The road winds, climbs and falls, loops and circles its way through the mountains. I pass towns not quite big enough to justify being called towns, and an occasional antique store or church. I stop to take a photo in front of an apparently shuttered business with a sign over the door, the words crammed together as if to make several meat products into a single, regional foodstuff: CountryHamBaconSausage. I pass several bare-bones Dollar General stores that make this morning’s Walmart look like a luxury department store. Dollar Generals are everywhere, but they look notably, depressingly predatory here. Old Crow Medicine Show shuffles onto my iPhone:
When a man has got the blues and feels discouraged
And has nothing else but trouble all his life
But he’s just an honest man like any other
Living in a world that’s tearing at his mind
If he’s sick and tired of life and takes to drinking
Do not pass him by don’t greet him with a frown
Do not fail to lend your hand and try to help him
Always lift him up and never knock him down
Cell service comes and goes, and when I turn on the radio the stations fade in and out, overlapping. Something twangy and bluegrass-adjacent duels with the Grateful Dead:
I see you’ve got your fists out, say your piece and get out
Guess I get the gist of it but it’s alright
Sorry that you feel that way
The only thing there is to say
Every silver lining’s got a touch of grey
I will get by, I will get by, I will get by, I will survive
Many hours later, the foggy morning long left behind, I reach the state line. Though I’m expecting the landscape to change, having been here before, it’s nevertheless a little disconcerting to drive into the afternoon bustle of Winchester, Virginia.
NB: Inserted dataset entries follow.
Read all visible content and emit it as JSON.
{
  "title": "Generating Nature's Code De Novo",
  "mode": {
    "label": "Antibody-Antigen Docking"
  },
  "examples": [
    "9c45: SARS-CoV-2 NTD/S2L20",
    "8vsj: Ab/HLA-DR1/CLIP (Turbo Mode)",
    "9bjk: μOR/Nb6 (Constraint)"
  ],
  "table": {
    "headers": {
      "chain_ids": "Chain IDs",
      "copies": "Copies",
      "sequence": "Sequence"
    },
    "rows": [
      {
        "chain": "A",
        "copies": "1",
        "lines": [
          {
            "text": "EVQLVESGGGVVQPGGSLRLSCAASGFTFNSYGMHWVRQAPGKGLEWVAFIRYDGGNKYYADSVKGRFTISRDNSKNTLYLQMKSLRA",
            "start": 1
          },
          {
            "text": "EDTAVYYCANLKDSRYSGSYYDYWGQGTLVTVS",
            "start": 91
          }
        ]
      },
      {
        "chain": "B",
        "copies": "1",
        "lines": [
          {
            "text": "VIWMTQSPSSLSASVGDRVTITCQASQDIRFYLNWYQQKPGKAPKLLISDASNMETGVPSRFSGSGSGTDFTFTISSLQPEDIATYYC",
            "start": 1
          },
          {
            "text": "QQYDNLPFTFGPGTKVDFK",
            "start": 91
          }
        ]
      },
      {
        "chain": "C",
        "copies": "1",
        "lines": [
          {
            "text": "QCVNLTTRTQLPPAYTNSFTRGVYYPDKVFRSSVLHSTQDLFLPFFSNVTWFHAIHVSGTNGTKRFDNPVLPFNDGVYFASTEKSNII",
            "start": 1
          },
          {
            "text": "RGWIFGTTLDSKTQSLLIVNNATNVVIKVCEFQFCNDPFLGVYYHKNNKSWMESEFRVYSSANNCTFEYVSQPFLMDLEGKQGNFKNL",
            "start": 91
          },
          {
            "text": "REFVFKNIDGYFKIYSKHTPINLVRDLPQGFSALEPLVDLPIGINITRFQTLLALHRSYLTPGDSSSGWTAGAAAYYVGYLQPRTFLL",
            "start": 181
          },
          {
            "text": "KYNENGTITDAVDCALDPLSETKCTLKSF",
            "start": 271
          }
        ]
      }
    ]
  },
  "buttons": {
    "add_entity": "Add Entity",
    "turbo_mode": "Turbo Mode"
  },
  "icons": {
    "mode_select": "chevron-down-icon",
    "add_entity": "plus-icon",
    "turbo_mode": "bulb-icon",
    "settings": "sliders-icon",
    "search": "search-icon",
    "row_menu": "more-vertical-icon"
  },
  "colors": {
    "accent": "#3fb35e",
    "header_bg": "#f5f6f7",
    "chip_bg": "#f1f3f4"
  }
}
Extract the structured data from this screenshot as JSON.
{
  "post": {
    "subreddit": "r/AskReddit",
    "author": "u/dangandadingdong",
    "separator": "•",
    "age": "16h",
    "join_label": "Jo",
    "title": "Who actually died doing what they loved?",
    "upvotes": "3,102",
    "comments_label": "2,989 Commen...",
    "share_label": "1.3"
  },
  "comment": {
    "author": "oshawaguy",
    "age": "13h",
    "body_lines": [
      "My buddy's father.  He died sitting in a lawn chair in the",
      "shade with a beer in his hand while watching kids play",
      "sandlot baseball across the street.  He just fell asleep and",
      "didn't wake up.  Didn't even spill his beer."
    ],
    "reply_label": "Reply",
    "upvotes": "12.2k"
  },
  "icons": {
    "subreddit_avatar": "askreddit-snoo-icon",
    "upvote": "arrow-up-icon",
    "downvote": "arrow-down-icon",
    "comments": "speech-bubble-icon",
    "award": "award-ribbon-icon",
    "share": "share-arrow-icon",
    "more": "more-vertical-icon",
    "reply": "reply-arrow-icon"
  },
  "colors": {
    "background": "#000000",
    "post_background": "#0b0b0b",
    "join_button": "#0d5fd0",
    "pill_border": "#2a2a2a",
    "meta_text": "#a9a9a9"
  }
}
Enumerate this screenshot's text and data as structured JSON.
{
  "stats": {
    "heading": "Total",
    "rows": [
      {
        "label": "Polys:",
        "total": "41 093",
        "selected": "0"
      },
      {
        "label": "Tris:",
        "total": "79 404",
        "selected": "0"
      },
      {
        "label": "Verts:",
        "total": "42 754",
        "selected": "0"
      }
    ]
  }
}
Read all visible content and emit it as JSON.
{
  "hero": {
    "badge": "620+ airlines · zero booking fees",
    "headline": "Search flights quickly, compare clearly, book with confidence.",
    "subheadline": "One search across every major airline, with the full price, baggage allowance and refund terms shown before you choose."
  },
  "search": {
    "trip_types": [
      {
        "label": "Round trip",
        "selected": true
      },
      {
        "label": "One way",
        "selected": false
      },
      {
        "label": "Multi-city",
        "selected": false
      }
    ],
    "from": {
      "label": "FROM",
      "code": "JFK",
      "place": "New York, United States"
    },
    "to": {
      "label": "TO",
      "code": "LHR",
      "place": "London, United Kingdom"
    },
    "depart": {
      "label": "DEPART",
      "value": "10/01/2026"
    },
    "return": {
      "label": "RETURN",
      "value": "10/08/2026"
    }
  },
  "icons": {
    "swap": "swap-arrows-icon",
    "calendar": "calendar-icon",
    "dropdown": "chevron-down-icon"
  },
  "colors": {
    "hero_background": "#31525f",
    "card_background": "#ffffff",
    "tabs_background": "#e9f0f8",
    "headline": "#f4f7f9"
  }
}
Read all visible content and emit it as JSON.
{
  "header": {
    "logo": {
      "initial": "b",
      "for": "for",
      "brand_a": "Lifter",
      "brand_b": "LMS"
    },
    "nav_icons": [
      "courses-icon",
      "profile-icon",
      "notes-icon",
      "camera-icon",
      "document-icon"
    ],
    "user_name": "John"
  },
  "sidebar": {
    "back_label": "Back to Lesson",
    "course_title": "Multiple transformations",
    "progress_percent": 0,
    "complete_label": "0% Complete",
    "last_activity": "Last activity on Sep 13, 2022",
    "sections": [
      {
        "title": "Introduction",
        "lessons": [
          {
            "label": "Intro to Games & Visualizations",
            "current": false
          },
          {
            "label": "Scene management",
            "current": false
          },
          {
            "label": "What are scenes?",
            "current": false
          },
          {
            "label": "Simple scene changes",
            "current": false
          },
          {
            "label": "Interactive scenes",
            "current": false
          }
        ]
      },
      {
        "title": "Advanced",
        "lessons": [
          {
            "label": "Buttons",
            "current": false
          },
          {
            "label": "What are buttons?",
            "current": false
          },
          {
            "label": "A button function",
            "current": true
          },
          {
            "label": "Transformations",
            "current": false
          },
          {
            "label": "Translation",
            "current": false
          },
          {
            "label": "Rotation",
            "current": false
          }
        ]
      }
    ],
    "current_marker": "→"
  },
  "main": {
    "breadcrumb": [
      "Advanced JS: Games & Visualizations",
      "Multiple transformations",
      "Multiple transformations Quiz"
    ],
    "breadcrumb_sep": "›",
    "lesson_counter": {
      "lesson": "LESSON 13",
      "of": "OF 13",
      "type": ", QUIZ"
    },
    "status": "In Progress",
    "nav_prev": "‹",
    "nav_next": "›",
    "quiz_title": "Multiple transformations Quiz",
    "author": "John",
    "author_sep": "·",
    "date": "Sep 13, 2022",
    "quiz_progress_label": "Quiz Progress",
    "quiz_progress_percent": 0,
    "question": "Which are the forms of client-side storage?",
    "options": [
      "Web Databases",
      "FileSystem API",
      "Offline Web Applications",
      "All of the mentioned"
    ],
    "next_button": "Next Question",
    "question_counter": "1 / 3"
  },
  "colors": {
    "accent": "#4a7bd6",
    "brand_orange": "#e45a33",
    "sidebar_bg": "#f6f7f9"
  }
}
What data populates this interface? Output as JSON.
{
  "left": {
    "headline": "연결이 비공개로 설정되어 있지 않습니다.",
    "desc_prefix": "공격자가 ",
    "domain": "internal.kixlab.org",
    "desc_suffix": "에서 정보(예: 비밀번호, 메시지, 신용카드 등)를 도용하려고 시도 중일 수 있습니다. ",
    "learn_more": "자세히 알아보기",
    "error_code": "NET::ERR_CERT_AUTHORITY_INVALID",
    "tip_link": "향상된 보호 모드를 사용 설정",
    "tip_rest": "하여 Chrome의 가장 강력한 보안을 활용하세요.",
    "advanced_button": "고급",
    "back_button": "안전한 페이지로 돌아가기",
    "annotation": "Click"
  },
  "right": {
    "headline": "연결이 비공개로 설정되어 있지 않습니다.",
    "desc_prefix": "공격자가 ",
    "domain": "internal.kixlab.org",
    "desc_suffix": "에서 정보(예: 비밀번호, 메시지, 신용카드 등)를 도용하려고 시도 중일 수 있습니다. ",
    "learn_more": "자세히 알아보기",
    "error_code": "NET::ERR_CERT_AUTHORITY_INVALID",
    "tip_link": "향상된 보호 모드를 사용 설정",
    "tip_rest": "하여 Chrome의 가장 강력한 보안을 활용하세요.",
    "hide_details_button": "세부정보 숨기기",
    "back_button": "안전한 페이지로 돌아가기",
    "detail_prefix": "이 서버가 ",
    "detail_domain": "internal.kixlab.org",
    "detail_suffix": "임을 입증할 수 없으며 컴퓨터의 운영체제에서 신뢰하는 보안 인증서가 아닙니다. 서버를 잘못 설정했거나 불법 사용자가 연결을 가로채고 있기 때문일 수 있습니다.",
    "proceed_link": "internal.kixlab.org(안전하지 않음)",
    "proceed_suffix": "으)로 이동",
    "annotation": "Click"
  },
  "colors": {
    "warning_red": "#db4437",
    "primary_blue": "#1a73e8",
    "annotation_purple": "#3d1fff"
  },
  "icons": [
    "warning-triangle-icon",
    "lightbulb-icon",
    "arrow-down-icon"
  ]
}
It’s not just that I’m in another state, or that I feel like I’ve suddenly lurched ahead in time, back into the now. It’s also that I’m already sensing West Virginia slipping from my mind, and fearing I’ll remember it all wrong. I have notes, and photos, and I was paying closer attention than the last time I drove this road. Still, there’s something impenetrable about the place I’ve just left, and I wonder whether no outsider will ever get it exactly right, and what I might have missed behind that strange grey fog.